The Biot-Savart-Laplace (BSL) method allows the computation of the magnetic field produced by an arbitrary -current distribution, in any point in space. The method can be applied only if the space is magnetically homogeneous.
The BSL formula for the magnetic field is:
H(P) = ò[(J(Q) x R)/(k | R | 3)] dv (1)
in which x represents the vector product, k = 4 p and
H [A/m] is the vector of the magnetic field strength in point P;
J [A/m^2] is the vector of the current density in point Q;
R [m] is the vector which links the ßource point" Q with the "field point" P.
The integral (1) is taken over the current-carrying conducting domain.
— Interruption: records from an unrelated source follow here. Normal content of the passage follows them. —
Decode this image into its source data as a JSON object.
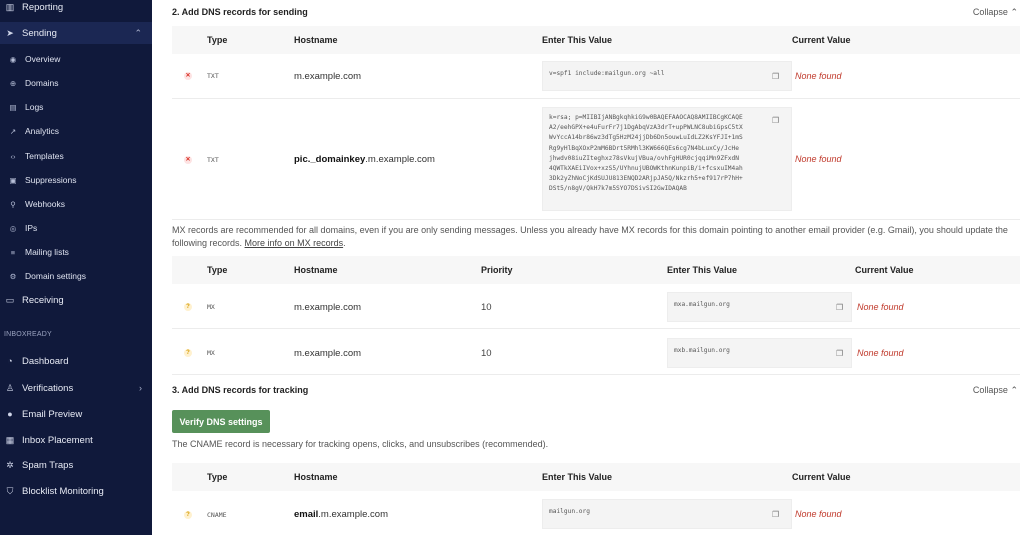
{
  "sidebar": {
    "reporting": "Reporting",
    "sending": "Sending",
    "sub_items": [
      "Overview",
      "Domains",
      "Logs",
      "Analytics",
      "Templates",
      "Suppressions",
      "Webhooks",
      "IPs",
      "Mailing lists",
      "Domain settings"
    ],
    "receiving": "Receiving",
    "section_label": "INBOXREADY",
    "inbox_items": [
      "Dashboard",
      "Verifications",
      "Email Preview",
      "Inbox Placement",
      "Spam Traps",
      "Blocklist Monitoring"
    ]
  },
  "sending_section": {
    "title": "2. Add DNS records for sending",
    "collapse": "Collapse",
    "headers": {
      "type": "Type",
      "hostname": "Hostname",
      "value": "Enter This Value",
      "current": "Current Value"
    },
    "rows": [
      {
        "type": "TXT",
        "hostname": "m.example.com",
        "value": "v=spf1 include:mailgun.org ~all",
        "current": "None found"
      },
      {
        "type": "TXT",
        "hostname_bold": "pic._domainkey",
        "hostname_rest": ".m.example.com",
        "value_lines": [
          "k=rsa; p=MIIBIjANBgkqhkiG9w0BAQEFAAOCAQ8AMIIBCgKCAQE",
          "A2/eehGPX+e4uFurFr7j1DgAbqVzA3drT+upPWLNC8ubiGpsC5tX",
          "WvYccA14br86wz3dTg5HzM24jjDb6Dn5ouwLuIdLZ2KsYFJI+1mS",
          "Rg9yHlBqXOxP2mM6BDrt5RMhl3KW666QEs6cg7N4bLuxCy/JcHe",
          "jhwdv08iuZIteghxz78sVkujVBua/ovhFgHUR0cjqqiMn9ZFxdN",
          "4QWTkXAEiIVox+xzS5/UYhnujUBOWKthnKunpiB/i+fcsxuIM4ah",
          "3Dk2yZhNoCjKdSUJU813ENQD2ARjpJA5Q/Nkzrh5+ef917rP7hH+",
          "DSt5/n8gV/QkH7k7m5SYO7DSivSI2GwIDAQAB"
        ],
        "current": "None found"
      }
    ],
    "mx_note": "MX records are recommended for all domains, even if you are only sending messages. Unless you already have MX records for this domain pointing to another email provider (e.g. Gmail), you should update the following records.",
    "mx_link": "More info on MX records",
    "mx_headers": {
      "type": "Type",
      "hostname": "Hostname",
      "priority": "Priority",
      "value": "Enter This Value",
      "current": "Current Value"
    },
    "mx_rows": [
      {
        "type": "MX",
        "hostname": "m.example.com",
        "priority": "10",
        "value": "mxa.mailgun.org",
        "current": "None found"
      },
      {
        "type": "MX",
        "hostname": "m.example.com",
        "priority": "10",
        "value": "mxb.mailgun.org",
        "current": "None found"
      }
    ]
  },
  "tracking_section": {
    "title": "3. Add DNS records for tracking",
    "collapse": "Collapse",
    "verify_button": "Verify DNS settings",
    "note": "The CNAME record is necessary for tracking opens, clicks, and unsubscribes (recommended).",
    "headers": {
      "type": "Type",
      "hostname": "Hostname",
      "value": "Enter This Value",
      "current": "Current Value"
    },
    "rows": [
      {
        "type": "CNAME",
        "hostname_bold": "email",
        "hostname_rest": ".m.example.com",
        "value": "mailgun.org",
        "current": "None found"
      }
    ]
  },
  "colors": {
    "sidebar_bg": "#10193b",
    "error": "#c0392b",
    "button": "#57915a"
  },
  "icons": {
    "error": "x-circle-icon",
    "warning": "question-circle-icon",
    "copy": "copy-icon"
  }
}
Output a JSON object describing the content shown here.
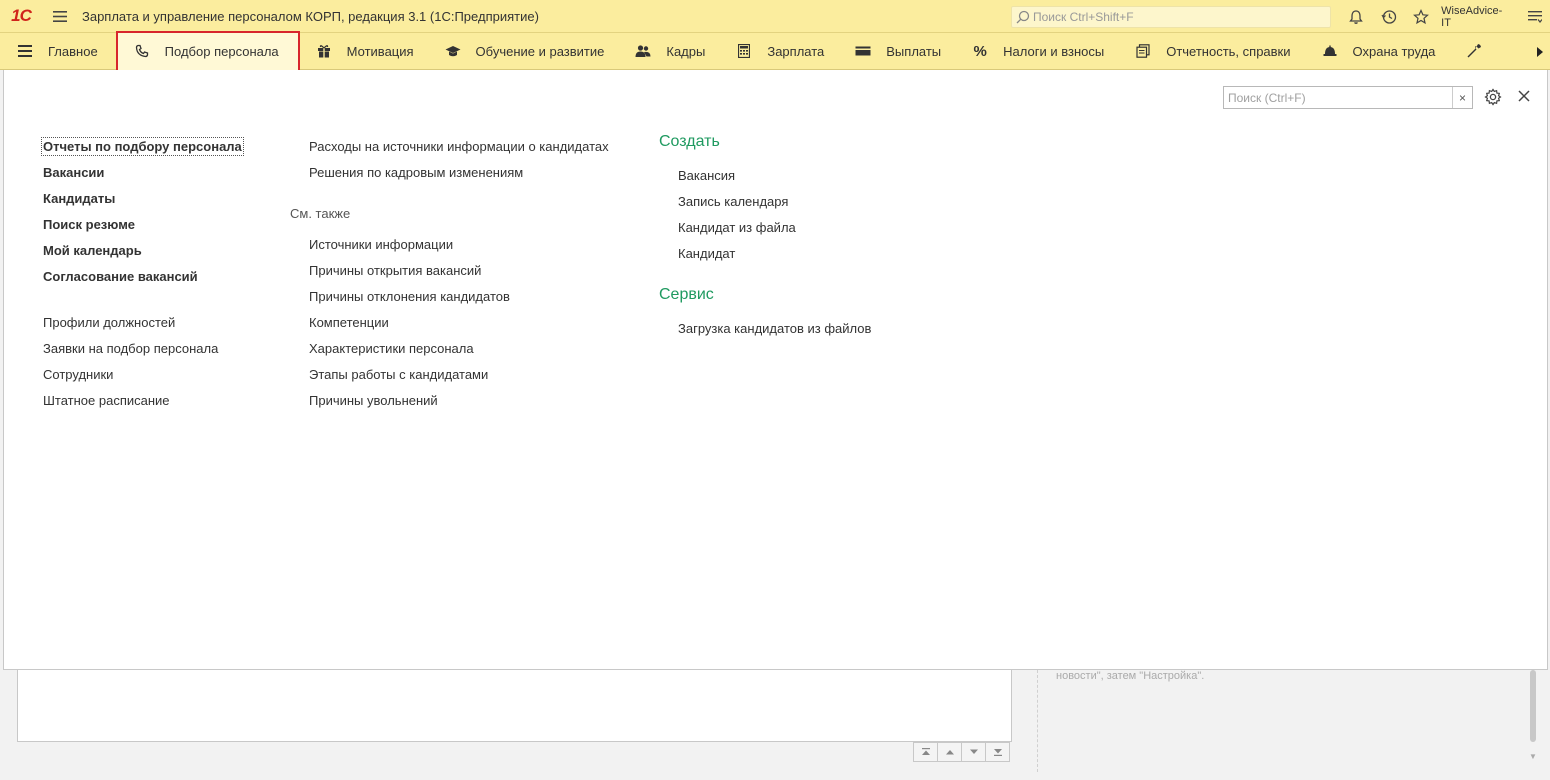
{
  "titlebar": {
    "logo": "1С",
    "app_title": "Зарплата и управление персоналом КОРП, редакция 3.1  (1С:Предприятие)",
    "search_placeholder": "Поиск Ctrl+Shift+F",
    "username": "WiseAdvice-IT"
  },
  "sections": [
    {
      "label": "Главное",
      "icon": "hamburger-icon"
    },
    {
      "label": "Подбор персонала",
      "icon": "phone-icon",
      "active": true
    },
    {
      "label": "Мотивация",
      "icon": "gift-icon"
    },
    {
      "label": "Обучение и развитие",
      "icon": "graduation-cap-icon"
    },
    {
      "label": "Кадры",
      "icon": "people-icon"
    },
    {
      "label": "Зарплата",
      "icon": "calculator-icon"
    },
    {
      "label": "Выплаты",
      "icon": "wallet-icon"
    },
    {
      "label": "Налоги и взносы",
      "icon": "percent-icon"
    },
    {
      "label": "Отчетность, справки",
      "icon": "documents-icon"
    },
    {
      "label": "Охрана труда",
      "icon": "helmet-icon"
    },
    {
      "label": "",
      "icon": "wrench-icon"
    }
  ],
  "panel": {
    "search_placeholder": "Поиск (Ctrl+F)",
    "clear_label": "×"
  },
  "col1": {
    "bold_links": [
      "Отчеты по подбору персонала",
      "Вакансии",
      "Кандидаты",
      "Поиск резюме",
      "Мой календарь",
      "Согласование вакансий"
    ],
    "links": [
      "Профили должностей",
      "Заявки на подбор персонала",
      "Сотрудники",
      "Штатное расписание"
    ]
  },
  "col2": {
    "links": [
      "Расходы на источники информации о кандидатах",
      "Решения по кадровым изменениям"
    ],
    "see_also_header": "См. также",
    "see_also_links": [
      "Источники информации",
      "Причины открытия вакансий",
      "Причины отклонения кандидатов",
      "Компетенции",
      "Характеристики персонала",
      "Этапы работы с кандидатами",
      "Причины увольнений"
    ]
  },
  "col3": {
    "create_header": "Создать",
    "create_links": [
      "Вакансия",
      "Запись календаря",
      "Кандидат из файла",
      "Кандидат"
    ],
    "service_header": "Сервис",
    "service_links": [
      "Загрузка кандидатов из файлов"
    ]
  },
  "bottom": {
    "news_text": "новости\", затем \"Настройка\"."
  },
  "colors": {
    "bar_bg": "#fbed9e",
    "accent_green": "#1f9a60",
    "highlight_red": "#d8262c"
  }
}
Since the medium is homogeneous, the magnetic flux density B can be computed with the relation:
B = m H
B = m H (2)
in which m is the absolute magnetic permeability, measured in H/m.
Since the two fields B and H are collinear and proportional, they have the same field lines.
Since the magnetic field is solenoidal (div B = 0), its field lines are closed curves.
These turn around the current which produces them and are oriented according to the right screw with respect to the orientation of the current.
The conductor's volume element produces a field with circular lines, placed in planes perpendicular to the current's direction. This elementary field is zero on the direction of the current and decreases inversely proportional to the square of the distance to the source. The BSL integral is improper, because the integrand is infinite if P=Q. However, the field in the interior of massive conductors is bounded because the integral is convergent if the conductor is finite. The integral (1) is not necessarily bounded when the integration domain is unbounded.
At great distance to the source, the magnetic field behaves like the field of a small coil (or small permanent magnet):
in which m = (1/2) òr x J dv is the magnetic moment of the current distribution (m =iA in the case of a filamentary one-turn coil of area A), relation which shows the decrease of the field inversely proportional to the cube of the distance to the source.
Since the magnetic flux density is solenoidal (div B = 0), it admits a vector potential A, such that:
B = rot A (3)
The relation (3) does not yield a unique vector potential A: a boundary condition and a supplementary gauge condition for div A are necessary to ensure uniqueness. Without the gauge condition, adding the gradient of an arbitrary function to A does not modify the magnetic flux density.
A possible expression for the magnetic potential is given by the BSL formula for the potential:
A(P) = m ò[(J(Q))/(k | R | )] dv (4)
The vector potential given by (4) is solenoidal (has div A = 0), if the divergence of the current density is zero in the whole conducting domain (respectively, if the normal component of the current density, Jn, is zero on the surface of the conductor).
It can be noticed that the vector potential has the tendency to be oriented in the direction of the current.
The potential produced by an elementary volume decreases inversely proportional to the distance to the source. Outside the conductor, the potential decreases inversely proportional to the square of the distance to the source, according to the relation:
The formula (4) is the magnetic equivalent of the Coulomb integral for the electrostatic potential.
The magnetic flux on a surface S is defined as the following integral on S:
f = òB dS (5)
After expressing the flux density B as a function of the vector potential and by applying the Stokes relation, the following expression of the magnetic flux is obtained:
f = òA dl (6)
Unlike relation (5) which contains a double integral, the integral (6) is simple, since the integration domain is a closed curve, the boundary of the surface S.
In the 2D case, the magnetic flux can be calculated in an even simpler manner, as a potential difference. In this case, the vector potential has only one component, normal to the problem's plane (A is represented by a scalar rather than a vector), and the magnetic field lines coincide with the equipotential lines. This observation allows the generation of a simple procedure for representing the field lines spectrum.
Instead of relation (1) use relation (4), determine the vector potential, and then calculate the magnetic flux density and the field strength using:
Even in the case of simple geometris, the BSL integrals have quite complicated forms, often with no analyitic expression. For this reason, it is necessary to use computers in their evaluation. The computer can be used in two complementary ways:
In this last case, it is necessary to use a symbolic analysis package, such as MapleV. This package is capable to operate with mathematical expressions and to perform algebraic or calculus operations (e.g. derivatives, integrals) with this expressions. The obtained results are mathematical formulae and not numbers. Subsequently, these formulae can be numerically evaluated, or plotted. The determination of an analytic expression is of maximal importance in engineering, even if this expression only applies to a simplified model.
The symbolic analysis packages assist the user in solving mathematically formulated problems, but they do not "think" for the user. They are rather databases of mathematical formulae and procedures. For this reason, the user is not exempt from the necessity of perfectly understanding the problem, from both physical and mathematical points of view.
The following instructions represent an example of symbolic solution of a simple problem, namely the computation of an integral and its graphical representation.
f:=exp(-x)*sin(x); # the expression f
f : = e( - x) sin(x)
e( - x) sin(x) dx
g : = ( -
sin(z)) e( - z) +
> evalf("); # the numerical approximate value of the expression g